### THE PROBLEM
Copy out all of the data below with no alterations.

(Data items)
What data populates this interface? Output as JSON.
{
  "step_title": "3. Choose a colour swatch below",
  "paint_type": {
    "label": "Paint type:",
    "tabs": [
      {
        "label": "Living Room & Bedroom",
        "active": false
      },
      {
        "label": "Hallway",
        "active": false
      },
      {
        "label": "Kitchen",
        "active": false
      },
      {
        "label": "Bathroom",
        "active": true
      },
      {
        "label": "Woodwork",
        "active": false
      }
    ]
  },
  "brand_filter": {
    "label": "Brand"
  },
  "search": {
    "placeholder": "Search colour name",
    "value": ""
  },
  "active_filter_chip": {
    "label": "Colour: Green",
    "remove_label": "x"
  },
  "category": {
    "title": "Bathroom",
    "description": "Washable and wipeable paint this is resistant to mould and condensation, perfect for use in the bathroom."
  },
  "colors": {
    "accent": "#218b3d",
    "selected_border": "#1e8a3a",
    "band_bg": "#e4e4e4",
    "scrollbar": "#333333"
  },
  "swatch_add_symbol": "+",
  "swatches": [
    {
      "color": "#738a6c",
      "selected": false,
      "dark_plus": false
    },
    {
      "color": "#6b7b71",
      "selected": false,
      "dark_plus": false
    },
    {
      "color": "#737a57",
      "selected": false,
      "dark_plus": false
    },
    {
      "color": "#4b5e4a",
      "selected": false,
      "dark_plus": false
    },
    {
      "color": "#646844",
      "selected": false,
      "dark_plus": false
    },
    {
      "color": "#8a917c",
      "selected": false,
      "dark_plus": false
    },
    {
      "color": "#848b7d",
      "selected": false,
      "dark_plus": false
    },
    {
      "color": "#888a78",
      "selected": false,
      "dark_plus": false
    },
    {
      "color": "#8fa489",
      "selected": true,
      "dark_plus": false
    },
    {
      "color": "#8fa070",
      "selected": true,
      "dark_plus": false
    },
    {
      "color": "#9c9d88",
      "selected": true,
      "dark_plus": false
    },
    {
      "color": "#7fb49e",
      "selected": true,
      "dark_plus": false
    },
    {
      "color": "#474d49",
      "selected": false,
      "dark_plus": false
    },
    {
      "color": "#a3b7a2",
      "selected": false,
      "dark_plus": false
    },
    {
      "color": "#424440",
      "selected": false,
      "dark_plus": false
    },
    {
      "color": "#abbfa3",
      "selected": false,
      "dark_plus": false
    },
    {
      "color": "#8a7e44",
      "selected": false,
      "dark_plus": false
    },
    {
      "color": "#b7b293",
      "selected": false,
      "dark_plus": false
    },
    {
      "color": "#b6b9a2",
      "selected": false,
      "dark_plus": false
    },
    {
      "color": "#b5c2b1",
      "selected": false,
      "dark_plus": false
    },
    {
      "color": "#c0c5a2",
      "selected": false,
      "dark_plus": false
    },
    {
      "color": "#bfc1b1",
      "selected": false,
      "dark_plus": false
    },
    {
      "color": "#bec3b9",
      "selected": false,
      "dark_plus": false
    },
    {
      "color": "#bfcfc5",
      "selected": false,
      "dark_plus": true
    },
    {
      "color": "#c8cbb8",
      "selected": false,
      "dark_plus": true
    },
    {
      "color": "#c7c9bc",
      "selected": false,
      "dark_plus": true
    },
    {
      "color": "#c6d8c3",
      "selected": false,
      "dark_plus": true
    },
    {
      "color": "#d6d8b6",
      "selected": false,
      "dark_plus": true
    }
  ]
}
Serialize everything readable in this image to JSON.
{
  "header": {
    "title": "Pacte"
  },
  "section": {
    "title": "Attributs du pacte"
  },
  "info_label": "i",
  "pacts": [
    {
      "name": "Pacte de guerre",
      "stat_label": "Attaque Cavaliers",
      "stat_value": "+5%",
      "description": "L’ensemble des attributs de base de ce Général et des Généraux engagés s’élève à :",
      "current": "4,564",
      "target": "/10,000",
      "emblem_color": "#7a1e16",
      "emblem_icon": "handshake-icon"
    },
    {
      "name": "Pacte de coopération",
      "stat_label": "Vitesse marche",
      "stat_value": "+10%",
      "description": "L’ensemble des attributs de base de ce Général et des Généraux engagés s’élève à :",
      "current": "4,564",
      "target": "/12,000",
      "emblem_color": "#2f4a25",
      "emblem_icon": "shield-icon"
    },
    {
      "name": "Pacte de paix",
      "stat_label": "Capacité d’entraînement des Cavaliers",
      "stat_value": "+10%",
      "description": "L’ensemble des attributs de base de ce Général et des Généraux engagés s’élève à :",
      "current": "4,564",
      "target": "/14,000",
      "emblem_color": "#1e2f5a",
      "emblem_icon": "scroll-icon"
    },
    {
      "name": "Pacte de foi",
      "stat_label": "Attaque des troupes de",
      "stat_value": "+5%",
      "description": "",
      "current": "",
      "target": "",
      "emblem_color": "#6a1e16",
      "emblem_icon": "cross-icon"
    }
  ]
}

### ANSWER SECTION
What data populates this interface? Output as JSON.
{
  "step_title": "3. Choose a colour swatch below",
  "paint_type": {
    "label": "Paint type:",
    "tabs": [
      {
        "label": "Living Room & Bedroom",
        "active": false
      },
      {
        "label": "Hallway",
        "active": false
      },
      {
        "label": "Kitchen",
        "active": false
      },
      {
        "label": "Bathroom",
        "active": true
      },
      {
        "label": "Woodwork",
        "active": false
      }
    ]
  },
  "brand_filter": {
    "label": "Brand"
  },
  "search": {
    "placeholder": "Search colour name",
    "value": ""
  },
  "active_filter_chip": {
    "label": "Colour: Green",
    "remove_label": "x"
  },
  "category": {
    "title": "Bathroom",
    "description": "Washable and wipeable paint this is resistant to mould and condensation, perfect for use in the bathroom."
  },
  "colors": {
    "accent": "#218b3d",
    "selected_border": "#1e8a3a",
    "band_bg": "#e4e4e4",
    "scrollbar": "#333333"
  },
  "swatch_add_symbol": "+",
  "swatches": [
    {
      "color": "#738a6c",
      "selected": false,
      "dark_plus": false
    },
    {
      "color": "#6b7b71",
      "selected": false,
      "dark_plus": false
    },
    {
      "color": "#737a57",
      "selected": false,
      "dark_plus": false
    },
    {
      "color": "#4b5e4a",
      "selected": false,
      "dark_plus": false
    },
    {
      "color": "#646844",
      "selected": false,
      "dark_plus": false
    },
    {
      "color": "#8a917c",
      "selected": false,
      "dark_plus": false
    },
    {
      "color": "#848b7d",
      "selected": false,
      "dark_plus": false
    },
    {
      "color": "#888a78",
      "selected": false,
      "dark_plus": false
    },
    {
      "color": "#8fa489",
      "selected": true,
      "dark_plus": false
    },
    {
      "color": "#8fa070",
      "selected": true,
      "dark_plus": false
    },
    {
      "color": "#9c9d88",
      "selected": true,
      "dark_plus": false
    },
    {
      "color": "#7fb49e",
      "selected": true,
      "dark_plus": false
    },
    {
      "color": "#474d49",
      "selected": false,
      "dark_plus": false
    },
    {
      "color": "#a3b7a2",
      "selected": false,
      "dark_plus": false
    },
    {
      "color": "#424440",
      "selected": false,
      "dark_plus": false
    },
    {
      "color": "#abbfa3",
      "selected": false,
      "dark_plus": false
    },
    {
      "color": "#8a7e44",
      "selected": false,
      "dark_plus": false
    },
    {
      "color": "#b7b293",
      "selected": false,
      "dark_plus": false
    },
    {
      "color": "#b6b9a2",
      "selected": false,
      "dark_plus": false
    },
    {
      "color": "#b5c2b1",
      "selected": false,
      "dark_plus": false
    },
    {
      "color": "#c0c5a2",
      "selected": false,
      "dark_plus": false
    },
    {
      "color": "#bfc1b1",
      "selected": false,
      "dark_plus": false
    },
    {
      "color": "#bec3b9",
      "selected": false,
      "dark_plus": false
    },
    {
      "color": "#bfcfc5",
      "selected": false,
      "dark_plus": true
    },
    {
      "color": "#c8cbb8",
      "selected": false,
      "dark_plus": true
    },
    {
      "color": "#c7c9bc",
      "selected": false,
      "dark_plus": true
    },
    {
      "color": "#c6d8c3",
      "selected": false,
      "dark_plus": true
    },
    {
      "color": "#d6d8b6",
      "selected": false,
      "dark_plus": true
    }
  ]
}
Serialize everything readable in this image to JSON.
{
  "header": {
    "title": "Pacte"
  },
  "section": {
    "title": "Attributs du pacte"
  },
  "info_label": "i",
  "pacts": [
    {
      "name": "Pacte de guerre",
      "stat_label": "Attaque Cavaliers",
      "stat_value": "+5%",
      "description": "L’ensemble des attributs de base de ce Général et des Généraux engagés s’élève à :",
      "current": "4,564",
      "target": "/10,000",
      "emblem_color": "#7a1e16",
      "emblem_icon": "handshake-icon"
    },
    {
      "name": "Pacte de coopération",
      "stat_label": "Vitesse marche",
      "stat_value": "+10%",
      "description": "L’ensemble des attributs de base de ce Général et des Généraux engagés s’élève à :",
      "current": "4,564",
      "target": "/12,000",
      "emblem_color": "#2f4a25",
      "emblem_icon": "shield-icon"
    },
    {
      "name": "Pacte de paix",
      "stat_label": "Capacité d’entraînement des Cavaliers",
      "stat_value": "+10%",
      "description": "L’ensemble des attributs de base de ce Général et des Généraux engagés s’élève à :",
      "current": "4,564",
      "target": "/14,000",
      "emblem_color": "#1e2f5a",
      "emblem_icon": "scroll-icon"
    },
    {
      "name": "Pacte de foi",
      "stat_label": "Attaque des troupes de",
      "stat_value": "+5%",
      "description": "",
      "current": "",
      "target": "",
      "emblem_color": "#6a1e16",
      "emblem_icon": "cross-icon"
    }
  ]
}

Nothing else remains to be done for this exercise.